#### [Task details]
Every line of the material below should be copied exactly.

** Input follows **

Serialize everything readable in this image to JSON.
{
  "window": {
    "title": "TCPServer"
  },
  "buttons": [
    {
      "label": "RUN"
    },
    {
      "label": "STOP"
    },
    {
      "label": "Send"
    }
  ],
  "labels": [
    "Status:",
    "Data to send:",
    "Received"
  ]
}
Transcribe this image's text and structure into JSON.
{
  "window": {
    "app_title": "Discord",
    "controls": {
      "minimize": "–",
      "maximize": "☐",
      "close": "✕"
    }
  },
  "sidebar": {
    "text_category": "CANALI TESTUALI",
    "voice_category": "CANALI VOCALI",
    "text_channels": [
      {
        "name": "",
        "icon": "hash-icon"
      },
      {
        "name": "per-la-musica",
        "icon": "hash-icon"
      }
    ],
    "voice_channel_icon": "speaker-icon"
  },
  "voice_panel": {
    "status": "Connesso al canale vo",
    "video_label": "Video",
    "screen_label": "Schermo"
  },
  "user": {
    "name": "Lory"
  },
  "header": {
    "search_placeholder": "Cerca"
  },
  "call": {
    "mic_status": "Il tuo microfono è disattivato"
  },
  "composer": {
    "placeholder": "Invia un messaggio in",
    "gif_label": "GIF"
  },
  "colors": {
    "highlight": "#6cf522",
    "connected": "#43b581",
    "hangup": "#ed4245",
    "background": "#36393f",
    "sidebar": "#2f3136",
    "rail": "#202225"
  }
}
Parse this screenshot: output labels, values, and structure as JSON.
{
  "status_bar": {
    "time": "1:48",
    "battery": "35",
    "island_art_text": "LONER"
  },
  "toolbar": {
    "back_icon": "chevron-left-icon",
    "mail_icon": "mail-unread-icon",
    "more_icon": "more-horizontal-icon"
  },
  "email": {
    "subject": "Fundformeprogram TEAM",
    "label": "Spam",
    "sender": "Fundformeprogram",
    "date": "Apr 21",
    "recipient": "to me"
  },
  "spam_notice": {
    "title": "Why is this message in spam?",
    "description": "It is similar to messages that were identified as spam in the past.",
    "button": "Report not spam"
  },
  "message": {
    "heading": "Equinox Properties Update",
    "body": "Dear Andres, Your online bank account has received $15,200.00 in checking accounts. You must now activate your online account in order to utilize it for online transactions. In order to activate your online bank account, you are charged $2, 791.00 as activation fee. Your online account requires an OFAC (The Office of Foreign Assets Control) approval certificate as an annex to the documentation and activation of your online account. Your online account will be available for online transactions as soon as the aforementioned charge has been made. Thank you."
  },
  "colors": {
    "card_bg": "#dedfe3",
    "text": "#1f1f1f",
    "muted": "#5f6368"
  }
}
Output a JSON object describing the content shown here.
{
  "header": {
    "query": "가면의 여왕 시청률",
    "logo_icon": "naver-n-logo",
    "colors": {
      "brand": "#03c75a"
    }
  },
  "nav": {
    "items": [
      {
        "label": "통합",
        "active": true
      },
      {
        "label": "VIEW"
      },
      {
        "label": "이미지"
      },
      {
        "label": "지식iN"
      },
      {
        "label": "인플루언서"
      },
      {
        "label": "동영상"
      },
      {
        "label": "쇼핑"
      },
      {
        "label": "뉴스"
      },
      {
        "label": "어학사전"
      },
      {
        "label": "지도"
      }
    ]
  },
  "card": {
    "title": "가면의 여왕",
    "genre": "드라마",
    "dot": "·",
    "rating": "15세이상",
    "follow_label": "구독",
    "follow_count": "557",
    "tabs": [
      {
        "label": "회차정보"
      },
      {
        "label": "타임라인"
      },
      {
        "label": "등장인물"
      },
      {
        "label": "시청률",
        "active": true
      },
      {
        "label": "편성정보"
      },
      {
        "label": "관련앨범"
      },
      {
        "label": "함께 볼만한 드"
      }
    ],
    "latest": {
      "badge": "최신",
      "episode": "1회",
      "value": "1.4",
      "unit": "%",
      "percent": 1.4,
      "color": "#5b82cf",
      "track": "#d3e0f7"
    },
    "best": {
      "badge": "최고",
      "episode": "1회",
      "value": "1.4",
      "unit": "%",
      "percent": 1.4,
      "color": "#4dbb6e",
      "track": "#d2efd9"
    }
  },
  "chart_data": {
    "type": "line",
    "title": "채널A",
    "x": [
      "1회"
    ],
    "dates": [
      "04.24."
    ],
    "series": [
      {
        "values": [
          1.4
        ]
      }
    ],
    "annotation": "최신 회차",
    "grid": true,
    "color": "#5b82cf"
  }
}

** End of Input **

#### [Task output]
Serialize everything readable in this image to JSON.
{
  "window": {
    "title": "TCPServer"
  },
  "buttons": [
    {
      "label": "RUN"
    },
    {
      "label": "STOP"
    },
    {
      "label": "Send"
    }
  ],
  "labels": [
    "Status:",
    "Data to send:",
    "Received"
  ]
}
Transcribe this image's text and structure into JSON.
{
  "window": {
    "app_title": "Discord",
    "controls": {
      "minimize": "–",
      "maximize": "☐",
      "close": "✕"
    }
  },
  "sidebar": {
    "text_category": "CANALI TESTUALI",
    "voice_category": "CANALI VOCALI",
    "text_channels": [
      {
        "name": "",
        "icon": "hash-icon"
      },
      {
        "name": "per-la-musica",
        "icon": "hash-icon"
      }
    ],
    "voice_channel_icon": "speaker-icon"
  },
  "voice_panel": {
    "status": "Connesso al canale vo",
    "video_label": "Video",
    "screen_label": "Schermo"
  },
  "user": {
    "name": "Lory"
  },
  "header": {
    "search_placeholder": "Cerca"
  },
  "call": {
    "mic_status": "Il tuo microfono è disattivato"
  },
  "composer": {
    "placeholder": "Invia un messaggio in",
    "gif_label": "GIF"
  },
  "colors": {
    "highlight": "#6cf522",
    "connected": "#43b581",
    "hangup": "#ed4245",
    "background": "#36393f",
    "sidebar": "#2f3136",
    "rail": "#202225"
  }
}
Parse this screenshot: output labels, values, and structure as JSON.
{
  "status_bar": {
    "time": "1:48",
    "battery": "35",
    "island_art_text": "LONER"
  },
  "toolbar": {
    "back_icon": "chevron-left-icon",
    "mail_icon": "mail-unread-icon",
    "more_icon": "more-horizontal-icon"
  },
  "email": {
    "subject": "Fundformeprogram TEAM",
    "label": "Spam",
    "sender": "Fundformeprogram",
    "date": "Apr 21",
    "recipient": "to me"
  },
  "spam_notice": {
    "title": "Why is this message in spam?",
    "description": "It is similar to messages that were identified as spam in the past.",
    "button": "Report not spam"
  },
  "message": {
    "heading": "Equinox Properties Update",
    "body": "Dear Andres, Your online bank account has received $15,200.00 in checking accounts. You must now activate your online account in order to utilize it for online transactions. In order to activate your online bank account, you are charged $2, 791.00 as activation fee. Your online account requires an OFAC (The Office of Foreign Assets Control) approval certificate as an annex to the documentation and activation of your online account. Your online account will be available for online transactions as soon as the aforementioned charge has been made. Thank you."
  },
  "colors": {
    "card_bg": "#dedfe3",
    "text": "#1f1f1f",
    "muted": "#5f6368"
  }
}
Output a JSON object describing the content shown here.
{
  "header": {
    "query": "가면의 여왕 시청률",
    "logo_icon": "naver-n-logo",
    "colors": {
      "brand": "#03c75a"
    }
  },
  "nav": {
    "items": [
      {
        "label": "통합",
        "active": true
      },
      {
        "label": "VIEW"
      },
      {
        "label": "이미지"
      },
      {
        "label": "지식iN"
      },
      {
        "label": "인플루언서"
      },
      {
        "label": "동영상"
      },
      {
        "label": "쇼핑"
      },
      {
        "label": "뉴스"
      },
      {
        "label": "어학사전"
      },
      {
        "label": "지도"
      }
    ]
  },
  "card": {
    "title": "가면의 여왕",
    "genre": "드라마",
    "dot": "·",
    "rating": "15세이상",
    "follow_label": "구독",
    "follow_count": "557",
    "tabs": [
      {
        "label": "회차정보"
      },
      {
        "label": "타임라인"
      },
      {
        "label": "등장인물"
      },
      {
        "label": "시청률",
        "active": true
      },
      {
        "label": "편성정보"
      },
      {
        "label": "관련앨범"
      },
      {
        "label": "함께 볼만한 드"
      }
    ],
    "latest": {
      "badge": "최신",
      "episode": "1회",
      "value": "1.4",
      "unit": "%",
      "percent": 1.4,
      "color": "#5b82cf",
      "track": "#d3e0f7"
    },
    "best": {
      "badge": "최고",
      "episode": "1회",
      "value": "1.4",
      "unit": "%",
      "percent": 1.4,
      "color": "#4dbb6e",
      "track": "#d2efd9"
    }
  },
  "chart_data": {
    "type": "line",
    "title": "채널A",
    "x": [
      "1회"
    ],
    "dates": [
      "04.24."
    ],
    "series": [
      {
        "values": [
          1.4
        ]
      }
    ],
    "annotation": "최신 회차",
    "grid": true,
    "color": "#5b82cf"
  }
}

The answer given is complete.